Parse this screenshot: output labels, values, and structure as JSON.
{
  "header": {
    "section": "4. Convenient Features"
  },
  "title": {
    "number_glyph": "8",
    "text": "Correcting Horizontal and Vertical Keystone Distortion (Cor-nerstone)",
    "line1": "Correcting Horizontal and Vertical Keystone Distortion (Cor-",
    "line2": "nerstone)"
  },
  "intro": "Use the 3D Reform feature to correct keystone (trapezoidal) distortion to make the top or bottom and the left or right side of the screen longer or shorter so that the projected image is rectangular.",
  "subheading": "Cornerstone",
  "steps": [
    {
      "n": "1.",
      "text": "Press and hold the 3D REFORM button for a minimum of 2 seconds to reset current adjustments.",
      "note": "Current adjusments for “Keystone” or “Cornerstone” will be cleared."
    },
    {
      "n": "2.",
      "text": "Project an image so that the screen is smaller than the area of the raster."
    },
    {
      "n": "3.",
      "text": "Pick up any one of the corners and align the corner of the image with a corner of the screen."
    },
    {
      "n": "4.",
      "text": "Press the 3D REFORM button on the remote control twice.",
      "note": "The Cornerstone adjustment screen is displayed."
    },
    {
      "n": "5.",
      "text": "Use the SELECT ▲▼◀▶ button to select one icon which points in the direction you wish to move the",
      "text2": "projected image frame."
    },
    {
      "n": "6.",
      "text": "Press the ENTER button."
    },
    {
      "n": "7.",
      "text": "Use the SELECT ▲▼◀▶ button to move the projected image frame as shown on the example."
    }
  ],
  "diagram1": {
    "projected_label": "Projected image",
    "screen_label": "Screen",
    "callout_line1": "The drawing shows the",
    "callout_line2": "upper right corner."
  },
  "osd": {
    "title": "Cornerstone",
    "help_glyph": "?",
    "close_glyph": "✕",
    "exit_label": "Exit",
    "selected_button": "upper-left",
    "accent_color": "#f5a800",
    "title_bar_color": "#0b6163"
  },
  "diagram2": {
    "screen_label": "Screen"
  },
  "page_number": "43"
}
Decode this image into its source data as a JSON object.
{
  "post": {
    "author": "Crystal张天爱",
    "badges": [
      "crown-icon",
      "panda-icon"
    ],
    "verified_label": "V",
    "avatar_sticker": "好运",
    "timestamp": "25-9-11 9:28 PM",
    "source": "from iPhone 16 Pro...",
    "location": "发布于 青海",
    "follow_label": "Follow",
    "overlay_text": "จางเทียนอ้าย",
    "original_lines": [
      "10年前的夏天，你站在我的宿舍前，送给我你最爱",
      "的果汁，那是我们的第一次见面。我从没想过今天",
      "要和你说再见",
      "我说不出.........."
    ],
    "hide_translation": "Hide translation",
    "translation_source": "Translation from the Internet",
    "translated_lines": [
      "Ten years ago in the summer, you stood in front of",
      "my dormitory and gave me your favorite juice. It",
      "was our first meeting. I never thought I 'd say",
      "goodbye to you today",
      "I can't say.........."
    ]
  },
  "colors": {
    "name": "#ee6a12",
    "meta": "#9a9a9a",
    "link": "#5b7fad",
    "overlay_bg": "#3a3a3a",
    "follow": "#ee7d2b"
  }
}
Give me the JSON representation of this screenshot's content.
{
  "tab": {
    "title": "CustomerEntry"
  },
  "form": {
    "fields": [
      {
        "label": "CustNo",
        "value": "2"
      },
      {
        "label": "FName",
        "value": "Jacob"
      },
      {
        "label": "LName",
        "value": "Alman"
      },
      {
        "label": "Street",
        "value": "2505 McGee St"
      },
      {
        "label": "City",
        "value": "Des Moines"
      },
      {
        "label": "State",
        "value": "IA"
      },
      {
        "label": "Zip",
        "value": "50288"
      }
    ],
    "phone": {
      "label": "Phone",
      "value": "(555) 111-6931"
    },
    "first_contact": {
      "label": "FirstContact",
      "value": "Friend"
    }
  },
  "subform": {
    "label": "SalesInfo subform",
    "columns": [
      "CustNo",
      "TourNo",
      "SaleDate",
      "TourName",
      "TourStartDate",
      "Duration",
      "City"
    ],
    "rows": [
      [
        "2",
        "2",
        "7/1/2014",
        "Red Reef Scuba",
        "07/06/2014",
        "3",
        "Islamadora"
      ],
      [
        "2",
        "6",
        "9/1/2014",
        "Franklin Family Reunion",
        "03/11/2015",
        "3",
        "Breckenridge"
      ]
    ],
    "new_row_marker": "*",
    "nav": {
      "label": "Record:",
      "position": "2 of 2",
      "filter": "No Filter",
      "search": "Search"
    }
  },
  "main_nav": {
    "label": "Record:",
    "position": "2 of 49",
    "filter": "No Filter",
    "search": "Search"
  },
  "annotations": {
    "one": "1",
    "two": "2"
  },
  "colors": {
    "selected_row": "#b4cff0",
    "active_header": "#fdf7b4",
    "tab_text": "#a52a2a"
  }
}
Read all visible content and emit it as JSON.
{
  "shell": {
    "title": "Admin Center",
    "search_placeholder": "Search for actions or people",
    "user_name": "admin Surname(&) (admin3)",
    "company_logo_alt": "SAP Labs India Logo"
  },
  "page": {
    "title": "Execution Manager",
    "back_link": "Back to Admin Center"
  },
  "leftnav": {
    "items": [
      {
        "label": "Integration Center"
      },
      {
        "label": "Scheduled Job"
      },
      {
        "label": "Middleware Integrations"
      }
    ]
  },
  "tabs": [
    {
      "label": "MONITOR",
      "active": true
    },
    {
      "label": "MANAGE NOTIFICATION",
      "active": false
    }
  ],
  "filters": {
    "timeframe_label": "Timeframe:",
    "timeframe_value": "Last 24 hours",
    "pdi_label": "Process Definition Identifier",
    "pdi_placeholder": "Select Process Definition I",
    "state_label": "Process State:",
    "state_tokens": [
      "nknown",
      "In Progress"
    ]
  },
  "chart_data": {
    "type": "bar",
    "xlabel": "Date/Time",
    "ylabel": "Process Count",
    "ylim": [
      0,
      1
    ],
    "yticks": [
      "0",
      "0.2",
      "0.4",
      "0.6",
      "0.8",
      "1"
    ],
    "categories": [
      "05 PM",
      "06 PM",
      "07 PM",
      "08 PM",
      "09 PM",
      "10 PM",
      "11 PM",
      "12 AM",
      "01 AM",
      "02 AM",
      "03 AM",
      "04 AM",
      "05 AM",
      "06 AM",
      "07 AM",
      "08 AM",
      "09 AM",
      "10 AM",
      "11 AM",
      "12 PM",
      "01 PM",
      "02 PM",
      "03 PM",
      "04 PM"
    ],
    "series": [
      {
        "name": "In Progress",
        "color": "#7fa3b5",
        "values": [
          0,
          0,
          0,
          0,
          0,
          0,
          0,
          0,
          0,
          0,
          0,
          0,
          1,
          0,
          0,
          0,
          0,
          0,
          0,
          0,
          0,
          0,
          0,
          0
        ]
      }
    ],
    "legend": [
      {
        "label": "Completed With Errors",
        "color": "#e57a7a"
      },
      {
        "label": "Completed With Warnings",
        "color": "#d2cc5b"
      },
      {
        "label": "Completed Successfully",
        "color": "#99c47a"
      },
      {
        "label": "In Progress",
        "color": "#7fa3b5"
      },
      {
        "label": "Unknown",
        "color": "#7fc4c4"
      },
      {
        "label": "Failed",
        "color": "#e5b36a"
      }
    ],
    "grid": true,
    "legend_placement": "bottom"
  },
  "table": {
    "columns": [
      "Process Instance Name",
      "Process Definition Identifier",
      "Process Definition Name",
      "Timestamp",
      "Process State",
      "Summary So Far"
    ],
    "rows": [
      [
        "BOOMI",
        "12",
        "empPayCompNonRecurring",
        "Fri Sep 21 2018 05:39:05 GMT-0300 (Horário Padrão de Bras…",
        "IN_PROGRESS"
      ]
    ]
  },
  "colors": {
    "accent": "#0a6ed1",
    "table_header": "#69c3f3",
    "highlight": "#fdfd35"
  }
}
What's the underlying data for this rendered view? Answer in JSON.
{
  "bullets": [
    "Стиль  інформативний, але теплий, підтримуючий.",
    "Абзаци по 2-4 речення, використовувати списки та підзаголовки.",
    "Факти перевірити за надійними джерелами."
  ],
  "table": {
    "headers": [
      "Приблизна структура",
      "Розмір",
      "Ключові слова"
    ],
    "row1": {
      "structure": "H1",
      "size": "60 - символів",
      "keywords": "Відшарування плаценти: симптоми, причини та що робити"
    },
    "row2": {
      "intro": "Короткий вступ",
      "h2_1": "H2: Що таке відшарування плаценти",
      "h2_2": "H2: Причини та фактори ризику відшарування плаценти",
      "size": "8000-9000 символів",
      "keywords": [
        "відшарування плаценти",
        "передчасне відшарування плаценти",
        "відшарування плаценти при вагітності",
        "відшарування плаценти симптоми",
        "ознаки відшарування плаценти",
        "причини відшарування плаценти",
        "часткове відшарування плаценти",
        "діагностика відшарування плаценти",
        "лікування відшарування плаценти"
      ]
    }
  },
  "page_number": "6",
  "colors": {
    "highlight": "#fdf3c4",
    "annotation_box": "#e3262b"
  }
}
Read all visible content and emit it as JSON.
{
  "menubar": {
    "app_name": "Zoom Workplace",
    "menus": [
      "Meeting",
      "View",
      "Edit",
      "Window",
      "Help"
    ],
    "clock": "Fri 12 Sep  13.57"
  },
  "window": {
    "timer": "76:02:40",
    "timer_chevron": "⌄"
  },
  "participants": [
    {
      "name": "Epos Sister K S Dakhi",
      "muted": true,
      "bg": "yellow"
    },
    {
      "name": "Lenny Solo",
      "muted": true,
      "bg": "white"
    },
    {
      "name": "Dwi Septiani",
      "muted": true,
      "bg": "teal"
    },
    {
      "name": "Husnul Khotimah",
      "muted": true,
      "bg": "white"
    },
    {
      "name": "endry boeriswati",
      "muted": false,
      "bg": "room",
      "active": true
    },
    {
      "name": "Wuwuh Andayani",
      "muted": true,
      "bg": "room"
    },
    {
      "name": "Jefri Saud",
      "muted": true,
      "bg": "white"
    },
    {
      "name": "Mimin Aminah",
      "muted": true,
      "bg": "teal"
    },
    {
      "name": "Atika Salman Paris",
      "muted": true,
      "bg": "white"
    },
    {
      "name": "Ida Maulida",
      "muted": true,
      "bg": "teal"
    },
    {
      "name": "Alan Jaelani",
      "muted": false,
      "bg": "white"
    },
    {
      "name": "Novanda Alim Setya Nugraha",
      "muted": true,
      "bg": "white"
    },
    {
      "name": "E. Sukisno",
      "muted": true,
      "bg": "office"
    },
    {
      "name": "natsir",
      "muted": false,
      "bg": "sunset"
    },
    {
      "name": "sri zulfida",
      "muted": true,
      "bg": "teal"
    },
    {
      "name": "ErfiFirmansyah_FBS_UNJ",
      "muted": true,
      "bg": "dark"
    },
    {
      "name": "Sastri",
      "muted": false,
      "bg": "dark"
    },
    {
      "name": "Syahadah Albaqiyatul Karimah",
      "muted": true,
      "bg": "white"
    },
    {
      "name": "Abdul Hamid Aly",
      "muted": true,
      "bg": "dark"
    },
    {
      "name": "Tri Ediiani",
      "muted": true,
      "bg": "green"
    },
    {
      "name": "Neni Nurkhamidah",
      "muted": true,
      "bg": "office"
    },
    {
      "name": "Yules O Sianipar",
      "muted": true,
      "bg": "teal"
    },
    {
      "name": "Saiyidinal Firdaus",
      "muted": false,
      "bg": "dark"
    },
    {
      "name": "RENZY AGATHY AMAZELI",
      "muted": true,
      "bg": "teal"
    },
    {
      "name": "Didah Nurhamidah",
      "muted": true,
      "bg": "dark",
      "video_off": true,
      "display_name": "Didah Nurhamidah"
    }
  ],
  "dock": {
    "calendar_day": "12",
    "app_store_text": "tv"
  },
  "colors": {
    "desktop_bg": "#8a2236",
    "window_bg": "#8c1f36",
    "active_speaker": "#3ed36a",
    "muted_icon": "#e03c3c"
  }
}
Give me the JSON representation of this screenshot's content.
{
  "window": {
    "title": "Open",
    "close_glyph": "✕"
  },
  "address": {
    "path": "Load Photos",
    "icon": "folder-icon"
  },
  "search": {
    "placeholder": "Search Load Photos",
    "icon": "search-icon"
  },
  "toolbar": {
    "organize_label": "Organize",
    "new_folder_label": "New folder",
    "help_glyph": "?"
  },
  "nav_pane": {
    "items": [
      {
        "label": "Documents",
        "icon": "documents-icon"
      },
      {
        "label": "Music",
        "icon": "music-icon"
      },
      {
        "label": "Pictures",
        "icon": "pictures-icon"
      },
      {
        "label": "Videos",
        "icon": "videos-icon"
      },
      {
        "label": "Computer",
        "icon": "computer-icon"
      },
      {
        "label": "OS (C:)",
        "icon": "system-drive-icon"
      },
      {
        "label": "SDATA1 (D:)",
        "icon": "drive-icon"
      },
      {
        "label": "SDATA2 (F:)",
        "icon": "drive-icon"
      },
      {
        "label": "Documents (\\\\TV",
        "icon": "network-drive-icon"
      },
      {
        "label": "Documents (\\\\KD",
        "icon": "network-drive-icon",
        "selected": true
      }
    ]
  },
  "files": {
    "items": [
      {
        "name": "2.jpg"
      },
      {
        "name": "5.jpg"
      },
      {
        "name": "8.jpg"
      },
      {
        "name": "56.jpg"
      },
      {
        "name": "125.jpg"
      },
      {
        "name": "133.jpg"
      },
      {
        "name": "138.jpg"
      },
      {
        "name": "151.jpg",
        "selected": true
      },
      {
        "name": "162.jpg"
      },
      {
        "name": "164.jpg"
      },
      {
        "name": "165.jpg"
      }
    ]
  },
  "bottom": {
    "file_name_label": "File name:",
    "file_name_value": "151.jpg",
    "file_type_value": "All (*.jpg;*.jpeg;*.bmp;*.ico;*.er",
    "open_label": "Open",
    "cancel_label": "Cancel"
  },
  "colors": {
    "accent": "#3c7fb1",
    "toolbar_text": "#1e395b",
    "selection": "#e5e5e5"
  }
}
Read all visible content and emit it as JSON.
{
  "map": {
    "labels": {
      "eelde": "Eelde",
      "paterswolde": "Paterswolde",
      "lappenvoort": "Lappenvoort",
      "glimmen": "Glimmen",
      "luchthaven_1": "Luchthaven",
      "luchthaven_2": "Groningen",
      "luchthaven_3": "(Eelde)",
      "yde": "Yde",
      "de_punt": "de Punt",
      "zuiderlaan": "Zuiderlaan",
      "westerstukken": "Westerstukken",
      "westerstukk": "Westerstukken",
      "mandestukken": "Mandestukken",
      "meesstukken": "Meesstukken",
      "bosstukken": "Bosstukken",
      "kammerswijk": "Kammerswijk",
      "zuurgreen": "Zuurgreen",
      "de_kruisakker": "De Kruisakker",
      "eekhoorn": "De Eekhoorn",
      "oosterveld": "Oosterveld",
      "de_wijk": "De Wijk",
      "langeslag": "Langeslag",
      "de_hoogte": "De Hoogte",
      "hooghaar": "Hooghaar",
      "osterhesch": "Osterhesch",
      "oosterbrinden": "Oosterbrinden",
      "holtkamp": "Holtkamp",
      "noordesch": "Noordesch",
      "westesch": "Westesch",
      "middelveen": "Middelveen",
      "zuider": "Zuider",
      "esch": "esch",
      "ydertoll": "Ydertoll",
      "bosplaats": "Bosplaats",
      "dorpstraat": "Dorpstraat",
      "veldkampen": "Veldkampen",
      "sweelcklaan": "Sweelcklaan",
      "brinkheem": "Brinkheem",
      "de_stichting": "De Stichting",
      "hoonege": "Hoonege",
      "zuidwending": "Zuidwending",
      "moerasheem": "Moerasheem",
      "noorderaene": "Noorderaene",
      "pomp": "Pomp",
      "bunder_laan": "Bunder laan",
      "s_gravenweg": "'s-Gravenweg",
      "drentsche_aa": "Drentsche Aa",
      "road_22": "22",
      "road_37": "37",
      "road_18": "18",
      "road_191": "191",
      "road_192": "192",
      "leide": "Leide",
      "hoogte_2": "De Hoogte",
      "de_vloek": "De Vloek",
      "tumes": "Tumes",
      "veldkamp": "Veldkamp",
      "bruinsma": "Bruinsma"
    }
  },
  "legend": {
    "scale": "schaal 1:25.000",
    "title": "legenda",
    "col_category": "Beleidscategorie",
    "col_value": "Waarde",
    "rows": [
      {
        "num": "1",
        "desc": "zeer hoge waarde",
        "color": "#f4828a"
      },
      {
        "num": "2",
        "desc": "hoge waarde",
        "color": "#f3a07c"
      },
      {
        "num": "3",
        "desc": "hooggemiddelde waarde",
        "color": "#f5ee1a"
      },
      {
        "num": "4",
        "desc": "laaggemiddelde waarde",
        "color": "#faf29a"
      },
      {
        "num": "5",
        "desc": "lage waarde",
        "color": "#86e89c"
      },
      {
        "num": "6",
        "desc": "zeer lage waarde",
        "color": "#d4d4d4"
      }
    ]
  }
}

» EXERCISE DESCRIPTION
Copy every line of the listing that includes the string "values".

» RESPONSE TO THE EXERCISE
Parse this screenshot: output labels, values, and structure as JSON.
        "values": [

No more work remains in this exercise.